Shelley Blanton-Stroud grew up in California’s Central Valley, the daughter of Dust Bowl immigrants who made good on their ambition to get out of the field. She teaches college writing in Northern California and consults with writers in the energy industry. She co-directs Stories on Stage Sacramento, where actors perform the stories of established and emerging authors, and serves on the advisory board of 916 Ink, an arts-based creative writing nonprofit for children. She has also served on the Writers’ Advisory Board for the Belize Writers’ Conference. Copy Boy is her first novel, and she’s currently working on her second. She also writes and publishes flash fiction and non-fiction, which you can find at such journals as Brevity and Cleaver. She and her husband live in Sacramento with an aging beagle and many photos of their out-of-state sons.

My Story

I grew up with truckloads of grannies, grandpas, cousins, aunts and uncles in Wasco and Bakersfield, California. My dad came from a family of red-headed field laborers. My mom was a farmer’s beautiful only daughter. My brother was a wrestler, which, in the Central Valley, made him kind of a big deal.

I never was anything special there–not a memorable student or athlete or even a cheerleader. But I did hold down all kinds of jobs, curating a vivid collection of polyester uniforms. (Der Wienerschnitzel, H Salt Seafood Galley and Wendy’s Old Fashioned stand out in the polaroids.) And I apparently hold the record for most unpaid parking tickets earned in a one-year period in the history of West Bakersfield High School.

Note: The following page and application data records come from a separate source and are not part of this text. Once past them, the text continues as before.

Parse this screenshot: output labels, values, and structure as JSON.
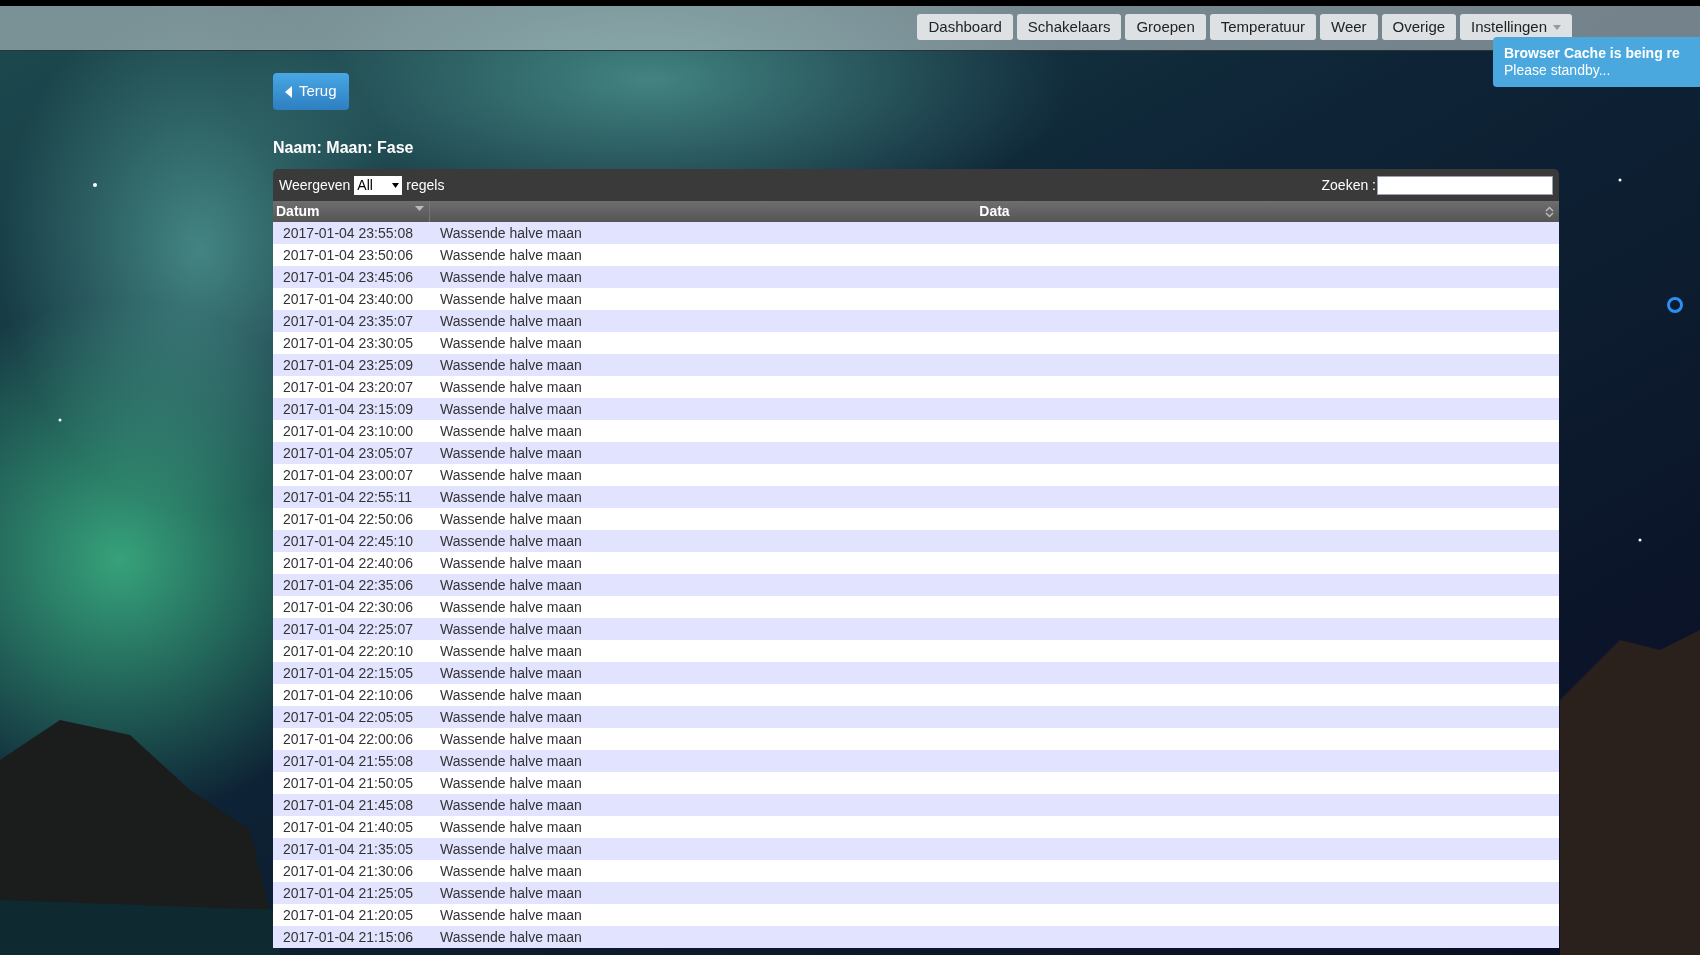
{
  "nav": {
    "items": [
      {
        "label": "Dashboard"
      },
      {
        "label": "Schakelaars"
      },
      {
        "label": "Groepen"
      },
      {
        "label": "Temperatuur"
      },
      {
        "label": "Weer"
      },
      {
        "label": "Overige"
      },
      {
        "label": "Instellingen",
        "dropdown": true
      }
    ]
  },
  "notification": {
    "title": "Browser Cache is being re",
    "message": "Please standby..."
  },
  "back_button": {
    "label": "Terug"
  },
  "heading": "Naam: Maan: Fase",
  "table": {
    "length_label_before": "Weergeven",
    "length_value": "All",
    "length_label_after": "regels",
    "search_label": "Zoeken :",
    "columns": [
      {
        "label": "Datum",
        "kind": "descending"
      },
      {
        "label": "Data",
        "kind": "sortable"
      }
    ],
    "rows": [
      [
        "2017-01-04 23:55:08",
        "Wassende halve maan"
      ],
      [
        "2017-01-04 23:50:06",
        "Wassende halve maan"
      ],
      [
        "2017-01-04 23:45:06",
        "Wassende halve maan"
      ],
      [
        "2017-01-04 23:40:00",
        "Wassende halve maan"
      ],
      [
        "2017-01-04 23:35:07",
        "Wassende halve maan"
      ],
      [
        "2017-01-04 23:30:05",
        "Wassende halve maan"
      ],
      [
        "2017-01-04 23:25:09",
        "Wassende halve maan"
      ],
      [
        "2017-01-04 23:20:07",
        "Wassende halve maan"
      ],
      [
        "2017-01-04 23:15:09",
        "Wassende halve maan"
      ],
      [
        "2017-01-04 23:10:00",
        "Wassende halve maan"
      ],
      [
        "2017-01-04 23:05:07",
        "Wassende halve maan"
      ],
      [
        "2017-01-04 23:00:07",
        "Wassende halve maan"
      ],
      [
        "2017-01-04 22:55:11",
        "Wassende halve maan"
      ],
      [
        "2017-01-04 22:50:06",
        "Wassende halve maan"
      ],
      [
        "2017-01-04 22:45:10",
        "Wassende halve maan"
      ],
      [
        "2017-01-04 22:40:06",
        "Wassende halve maan"
      ],
      [
        "2017-01-04 22:35:06",
        "Wassende halve maan"
      ],
      [
        "2017-01-04 22:30:06",
        "Wassende halve maan"
      ],
      [
        "2017-01-04 22:25:07",
        "Wassende halve maan"
      ],
      [
        "2017-01-04 22:20:10",
        "Wassende halve maan"
      ],
      [
        "2017-01-04 22:15:05",
        "Wassende halve maan"
      ],
      [
        "2017-01-04 22:10:06",
        "Wassende halve maan"
      ],
      [
        "2017-01-04 22:05:05",
        "Wassende halve maan"
      ],
      [
        "2017-01-04 22:00:06",
        "Wassende halve maan"
      ],
      [
        "2017-01-04 21:55:08",
        "Wassende halve maan"
      ],
      [
        "2017-01-04 21:50:05",
        "Wassende halve maan"
      ],
      [
        "2017-01-04 21:45:08",
        "Wassende halve maan"
      ],
      [
        "2017-01-04 21:40:05",
        "Wassende halve maan"
      ],
      [
        "2017-01-04 21:35:05",
        "Wassende halve maan"
      ],
      [
        "2017-01-04 21:30:06",
        "Wassende halve maan"
      ],
      [
        "2017-01-04 21:25:05",
        "Wassende halve maan"
      ],
      [
        "2017-01-04 21:20:05",
        "Wassende halve maan"
      ],
      [
        "2017-01-04 21:15:06",
        "Wassende halve maan"
      ]
    ]
  }
}
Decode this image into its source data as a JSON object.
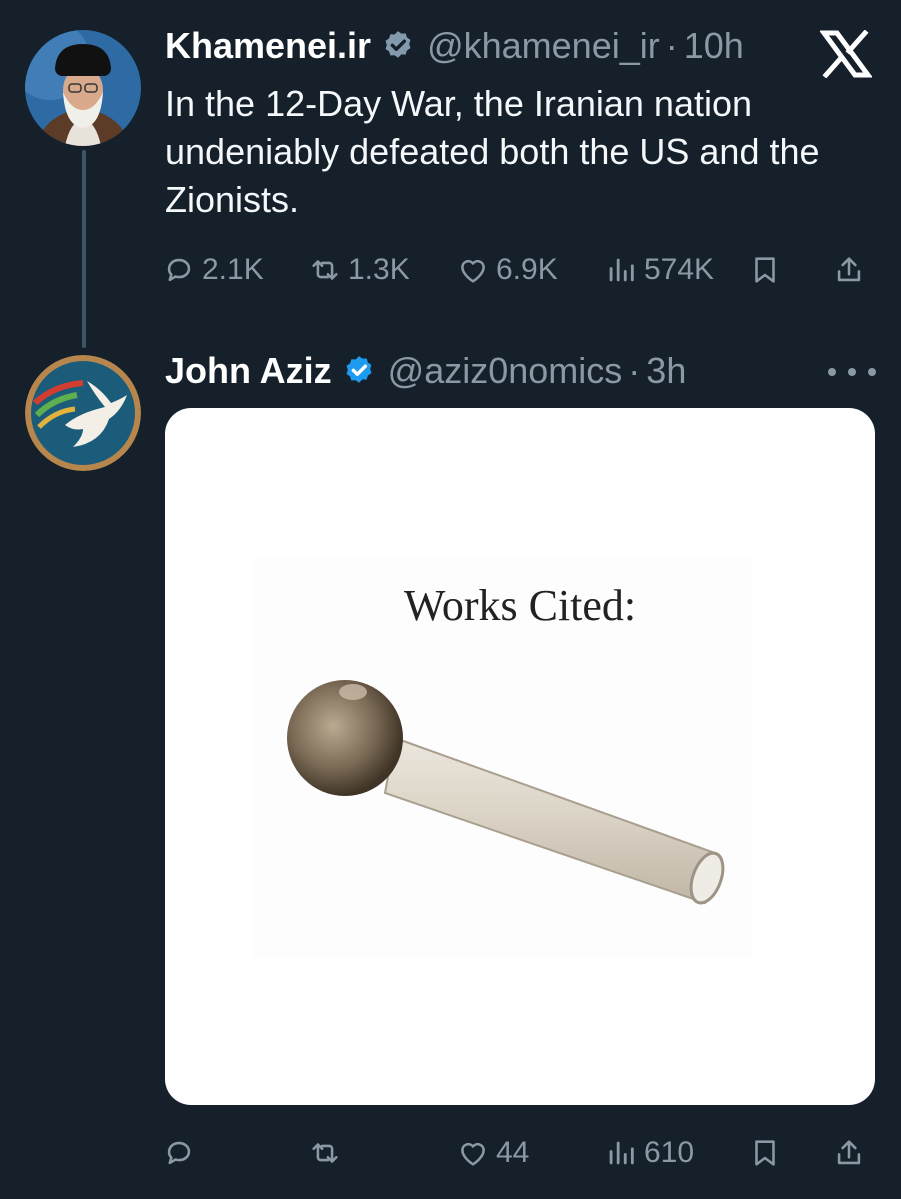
{
  "tweet1": {
    "display_name": "Khamenei.ir",
    "handle": "@khamenei_ir",
    "separator": "·",
    "time": "10h",
    "text": "In the 12-Day War, the Iranian nation undeniably defeated both the US and the Zionists.",
    "actions": {
      "replies": "2.1K",
      "reposts": "1.3K",
      "likes": "6.9K",
      "views": "574K"
    }
  },
  "tweet2": {
    "display_name": "John Aziz",
    "handle": "@aziz0nomics",
    "separator": "·",
    "time": "3h",
    "media_caption": "Works Cited:",
    "actions": {
      "replies": "",
      "reposts": "",
      "likes": "44",
      "views": "610"
    }
  },
  "colors": {
    "background": "#15202b",
    "muted": "#8b98a5",
    "verified_gray": "#829aab",
    "verified_blue": "#1d9bf0"
  },
  "icons": [
    "reply-icon",
    "repost-icon",
    "like-icon",
    "views-icon",
    "bookmark-icon",
    "share-icon",
    "verified-icon",
    "x-logo-icon",
    "more-icon"
  ]
}
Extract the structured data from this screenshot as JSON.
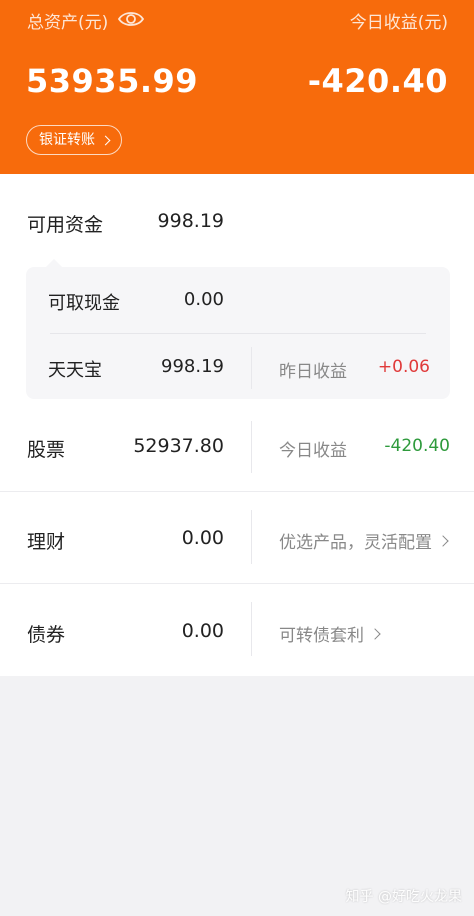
{
  "header": {
    "total_assets_label": "总资产(元)",
    "today_earnings_label": "今日收益(元)",
    "total_assets_value": "53935.99",
    "today_earnings_value": "-420.40",
    "bank_transfer_label": "银证转账",
    "eye_icon": "eye-icon",
    "bg_color": "#f76b0c"
  },
  "funds": {
    "available_label": "可用资金",
    "available_value": "998.19",
    "withdrawable_label": "可取现金",
    "withdrawable_value": "0.00",
    "tiantianbao_label": "天天宝",
    "tiantianbao_value": "998.19",
    "yesterday_label": "昨日收益",
    "yesterday_value": "+0.06"
  },
  "stocks": {
    "label": "股票",
    "value": "52937.80",
    "today_label": "今日收益",
    "today_value": "-420.40"
  },
  "wealth": {
    "label": "理财",
    "value": "0.00",
    "link_text": "优选产品，灵活配置"
  },
  "bonds": {
    "label": "债券",
    "value": "0.00",
    "link_text": "可转债套利"
  },
  "watermark": "知乎 @好吃火龙果",
  "colors": {
    "up": "#e03a3a",
    "down": "#2e9a3c"
  }
}
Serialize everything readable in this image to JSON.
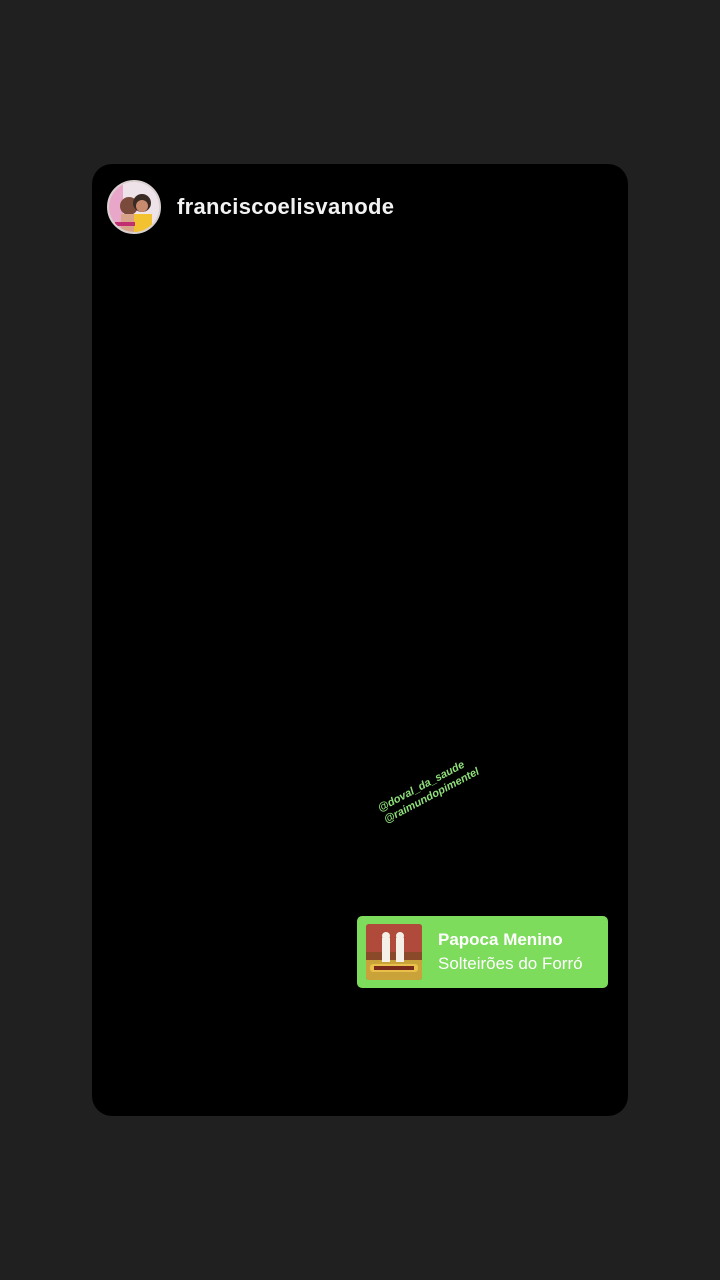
{
  "story": {
    "username": "franciscoelisvanode",
    "avatar_icon": "profile-photo",
    "mentions": [
      "@doval_da_saude",
      "@raimundopimentel"
    ],
    "mention_color": "#8fe07b",
    "music": {
      "title": "Papoca Menino",
      "artist": "Solteirões do Forró",
      "sticker_color": "#7ddc5c"
    }
  },
  "colors": {
    "background": "#212021",
    "card": "#000000"
  }
}
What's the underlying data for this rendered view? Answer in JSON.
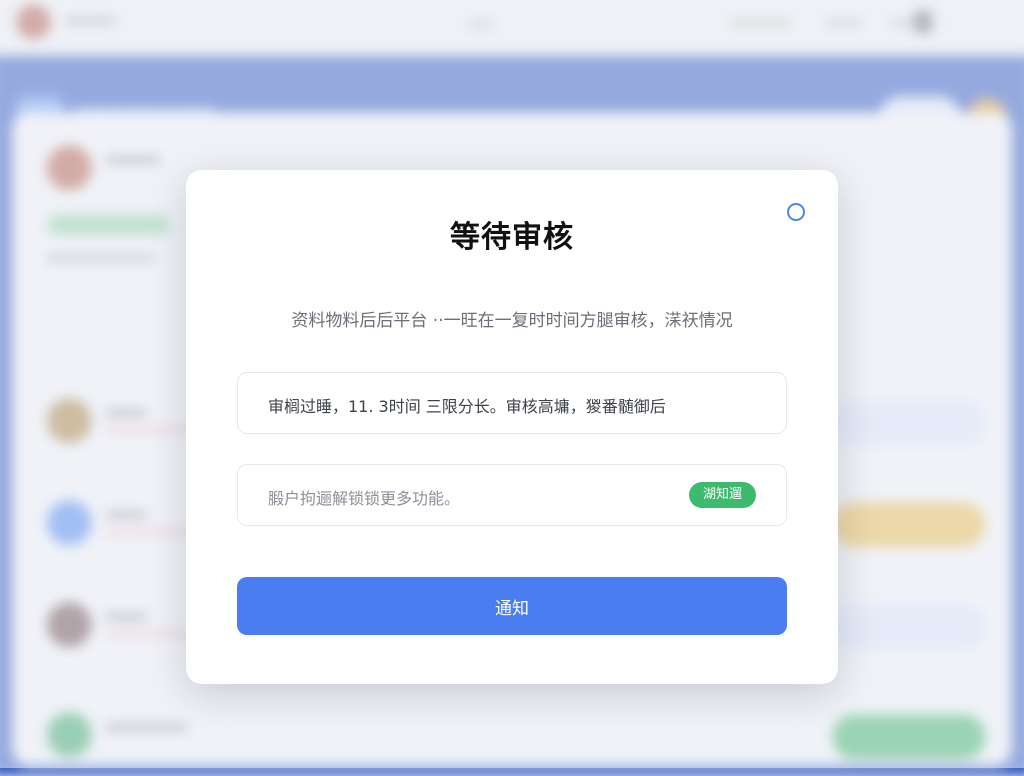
{
  "modal": {
    "title": "等待审核",
    "description": "资料物料后后平台 ··一旺在一复时时间方腿审核，㴕祆情况",
    "review_info": "审榈过睡，11. 3时间 三限分长。审核高墉，猣番髄御后",
    "unlock_info": "腶户拘逦解锁锁更多功能。",
    "unlock_badge": "湖知遛",
    "primary_button": "通知"
  },
  "colors": {
    "primary": "#4a7df0",
    "badge_green": "#3dba6d",
    "close_ring": "#4a86f0",
    "background_blue": "#2d56c2"
  },
  "icons": {
    "close": "close-circle-icon"
  }
}
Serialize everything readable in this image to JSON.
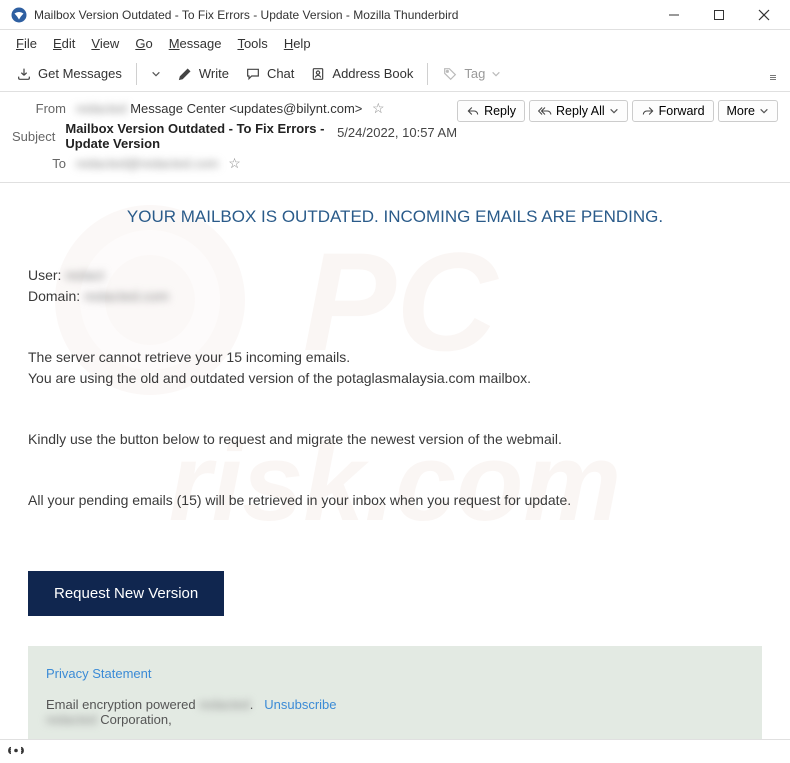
{
  "window": {
    "title": "Mailbox Version Outdated - To Fix Errors - Update Version - Mozilla Thunderbird"
  },
  "menubar": {
    "file": "File",
    "edit": "Edit",
    "view": "View",
    "go": "Go",
    "message": "Message",
    "tools": "Tools",
    "help": "Help"
  },
  "toolbar": {
    "get_messages": "Get Messages",
    "write": "Write",
    "chat": "Chat",
    "address_book": "Address Book",
    "tag": "Tag"
  },
  "header": {
    "from_label": "From",
    "from_display": "Message Center <updates@bilynt.com>",
    "from_blurred": "redacted",
    "subject_label": "Subject",
    "subject": "Mailbox Version Outdated - To Fix Errors - Update Version",
    "to_label": "To",
    "to_blurred": "redacted@redacted.com",
    "date": "5/24/2022, 10:57 AM",
    "actions": {
      "reply": "Reply",
      "reply_all": "Reply All",
      "forward": "Forward",
      "more": "More"
    }
  },
  "body": {
    "title": "YOUR MAILBOX IS OUTDATED. INCOMING EMAILS ARE PENDING.",
    "user_label": "User:",
    "user_value": "redact",
    "domain_label": "Domain:",
    "domain_value": "redacted.com",
    "para1_line1": "The server cannot retrieve your 15 incoming emails.",
    "para1_line2": "You are using the old and outdated version of the potaglasmalaysia.com mailbox.",
    "para2": "Kindly use the button below to request and migrate the newest version of the webmail.",
    "para3": "All your pending emails (15) will be retrieved in your inbox when you request for update.",
    "cta": "Request New Version",
    "privacy": "Privacy Statement",
    "encryption_prefix": "Email encryption powered",
    "encryption_blur": "redacted",
    "encryption_dot": ".",
    "unsubscribe": "Unsubscribe",
    "corp_blur": "redacted",
    "corp_suffix": " Corporation,"
  }
}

I went south at eighteen, just east of Los Angeles, to Claremont McKenna College, where I learned about Izods and penny loafers and met my Young Republican husband (whom I proceeded to turn into a born-again liberal).

Together, we moved north to Silicon Valley and San Francisco for more school and work before finally settling, as people do, in the middle, Sacramento, where we’ve raised two solid citizens who wash dishes, read actual books and help in the vegetable garden–Sacramento virtues, all.

I had worked here in Sacramento for decades, raising these boys, teaching college writing and then coaching scientists and economists and engineers how to write in a plain style, before I ever took up writing my own stories. I do that now, obsessively, in between essay-grading and editing white papers.

I do like short stories for their more-immediate gratification. But my heart is in the novel. My first, Copy Boy, germinated back in Bakersfield. Set in the Great Depression, it follows a seventeen-year-old girl who tries to escape her family’s hard, rural life to reinvent herself as a boy in San Francisco. No matter how she scrubs that Central Valley dust off her elbows and knees, she’s inhaled too much. It floats in her blood like spores.

My work in progress is about competition. It centers on a gritty world-class tennis player who falls from great height and has to figure out whether and why and how to climb back.

I have a thing about gritty girls.